Items from an interface collection

■ ■ ■ ■ ■ ■ ■

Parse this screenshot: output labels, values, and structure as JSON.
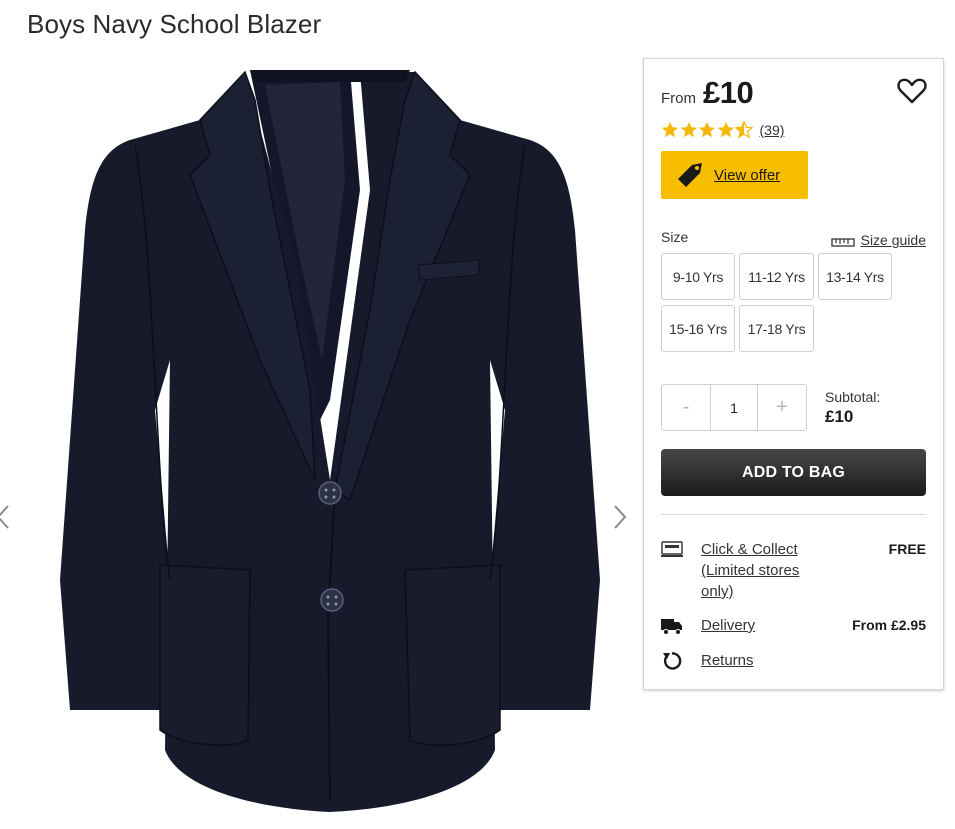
{
  "product": {
    "title": "Boys Navy School Blazer"
  },
  "gallery": {
    "prev_icon": "chevron-left-icon",
    "next_icon": "chevron-right-icon"
  },
  "panel": {
    "price_prefix": "From",
    "price": "£10",
    "wishlist_icon": "heart-icon",
    "rating": {
      "stars": 4.5,
      "max": 5,
      "count": "(39)",
      "star_color": "#f5b800"
    },
    "offer": {
      "icon": "tag-icon",
      "label": "View offer",
      "color": "#f7be00"
    },
    "size": {
      "label": "Size",
      "guide_icon": "ruler-icon",
      "guide_label": "Size guide",
      "options": [
        "9-10 Yrs",
        "11-12 Yrs",
        "13-14 Yrs",
        "15-16 Yrs",
        "17-18 Yrs"
      ]
    },
    "quantity": {
      "minus": "-",
      "value": "1",
      "plus": "+"
    },
    "subtotal": {
      "label": "Subtotal:",
      "value": "£10"
    },
    "add_to_bag": "ADD TO BAG",
    "delivery": [
      {
        "icon": "click-collect-icon",
        "label": "Click & Collect (Limited stores only)",
        "price": "FREE"
      },
      {
        "icon": "delivery-truck-icon",
        "label": "Delivery",
        "price": "From £2.95"
      },
      {
        "icon": "returns-icon",
        "label": "Returns",
        "price": ""
      }
    ]
  }
}
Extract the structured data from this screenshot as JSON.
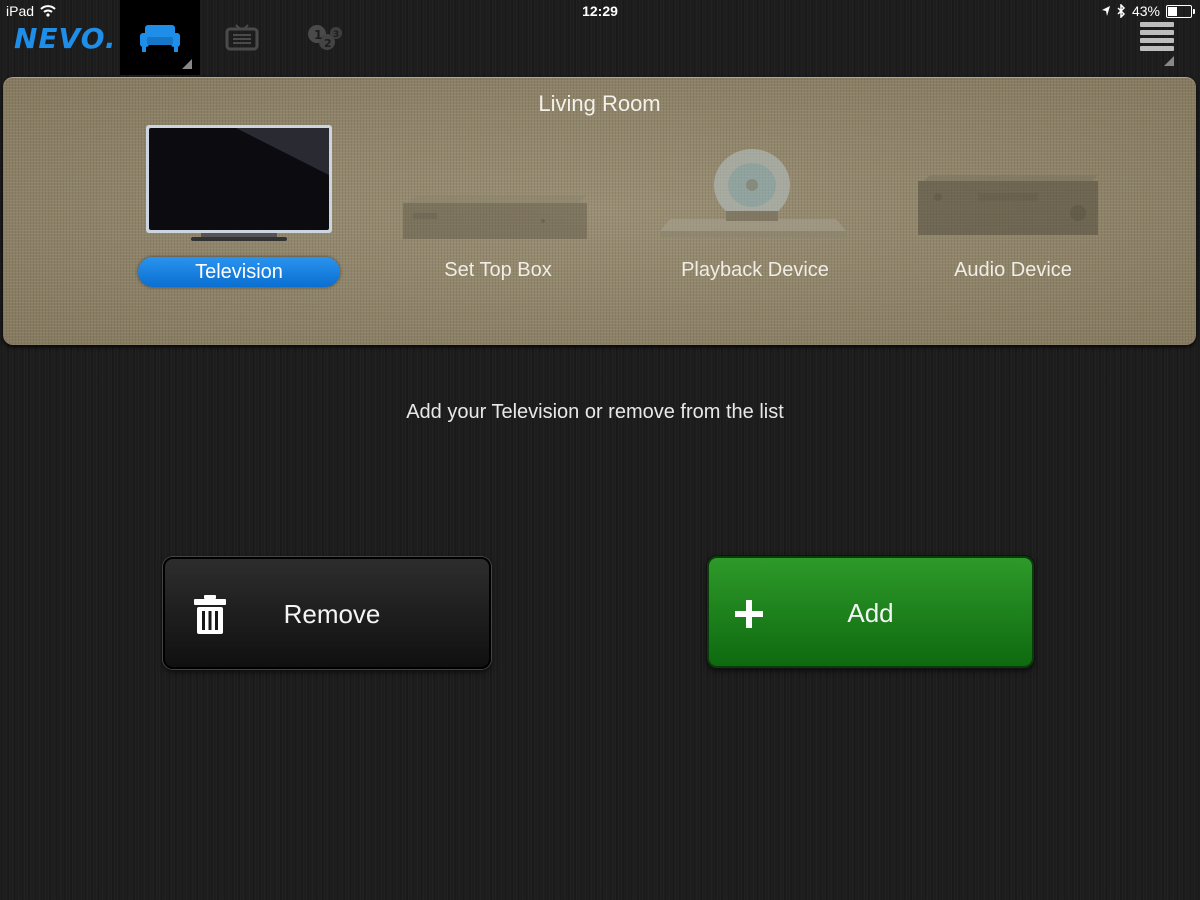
{
  "status_bar": {
    "device": "iPad",
    "time": "12:29",
    "battery": "43%",
    "battery_level": 0.43
  },
  "nav": {
    "logo": "NEVO.",
    "tabs": [
      {
        "icon": "sofa-icon",
        "active": true
      },
      {
        "icon": "tv-guide-icon",
        "active": false
      },
      {
        "icon": "numbers-icon",
        "active": false
      }
    ],
    "menu_icon": "hamburger-menu-icon"
  },
  "room": {
    "title": "Living Room",
    "devices": [
      {
        "label": "Television",
        "icon": "television-icon",
        "selected": true
      },
      {
        "label": "Set Top Box",
        "icon": "set-top-box-icon",
        "selected": false
      },
      {
        "label": "Playback Device",
        "icon": "playback-device-icon",
        "selected": false
      },
      {
        "label": "Audio Device",
        "icon": "audio-device-icon",
        "selected": false
      }
    ]
  },
  "instruction": "Add your Television or remove from the list",
  "actions": {
    "remove_label": "Remove",
    "add_label": "Add"
  },
  "colors": {
    "accent_blue": "#1e8ee9",
    "add_green": "#1f8a1f",
    "panel_beige": "#8f8468"
  }
}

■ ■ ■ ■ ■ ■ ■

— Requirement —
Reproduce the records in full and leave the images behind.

— Output —
Parse this screenshot: output labels, values, and structure as JSON.
{
  "product": {
    "title": "Boys Navy School Blazer"
  },
  "gallery": {
    "prev_icon": "chevron-left-icon",
    "next_icon": "chevron-right-icon"
  },
  "panel": {
    "price_prefix": "From",
    "price": "£10",
    "wishlist_icon": "heart-icon",
    "rating": {
      "stars": 4.5,
      "max": 5,
      "count": "(39)",
      "star_color": "#f5b800"
    },
    "offer": {
      "icon": "tag-icon",
      "label": "View offer",
      "color": "#f7be00"
    },
    "size": {
      "label": "Size",
      "guide_icon": "ruler-icon",
      "guide_label": "Size guide",
      "options": [
        "9-10 Yrs",
        "11-12 Yrs",
        "13-14 Yrs",
        "15-16 Yrs",
        "17-18 Yrs"
      ]
    },
    "quantity": {
      "minus": "-",
      "value": "1",
      "plus": "+"
    },
    "subtotal": {
      "label": "Subtotal:",
      "value": "£10"
    },
    "add_to_bag": "ADD TO BAG",
    "delivery": [
      {
        "icon": "click-collect-icon",
        "label": "Click & Collect (Limited stores only)",
        "price": "FREE"
      },
      {
        "icon": "delivery-truck-icon",
        "label": "Delivery",
        "price": "From £2.95"
      },
      {
        "icon": "returns-icon",
        "label": "Returns",
        "price": ""
      }
    ]
  }
}
Extract the structured data from this screenshot as JSON.
{
  "status_bar": {
    "device": "iPad",
    "time": "12:29",
    "battery": "43%",
    "battery_level": 0.43
  },
  "nav": {
    "logo": "NEVO.",
    "tabs": [
      {
        "icon": "sofa-icon",
        "active": true
      },
      {
        "icon": "tv-guide-icon",
        "active": false
      },
      {
        "icon": "numbers-icon",
        "active": false
      }
    ],
    "menu_icon": "hamburger-menu-icon"
  },
  "room": {
    "title": "Living Room",
    "devices": [
      {
        "label": "Television",
        "icon": "television-icon",
        "selected": true
      },
      {
        "label": "Set Top Box",
        "icon": "set-top-box-icon",
        "selected": false
      },
      {
        "label": "Playback Device",
        "icon": "playback-device-icon",
        "selected": false
      },
      {
        "label": "Audio Device",
        "icon": "audio-device-icon",
        "selected": false
      }
    ]
  },
  "instruction": "Add your Television or remove from the list",
  "actions": {
    "remove_label": "Remove",
    "add_label": "Add"
  },
  "colors": {
    "accent_blue": "#1e8ee9",
    "add_green": "#1f8a1f",
    "panel_beige": "#8f8468"
  }
}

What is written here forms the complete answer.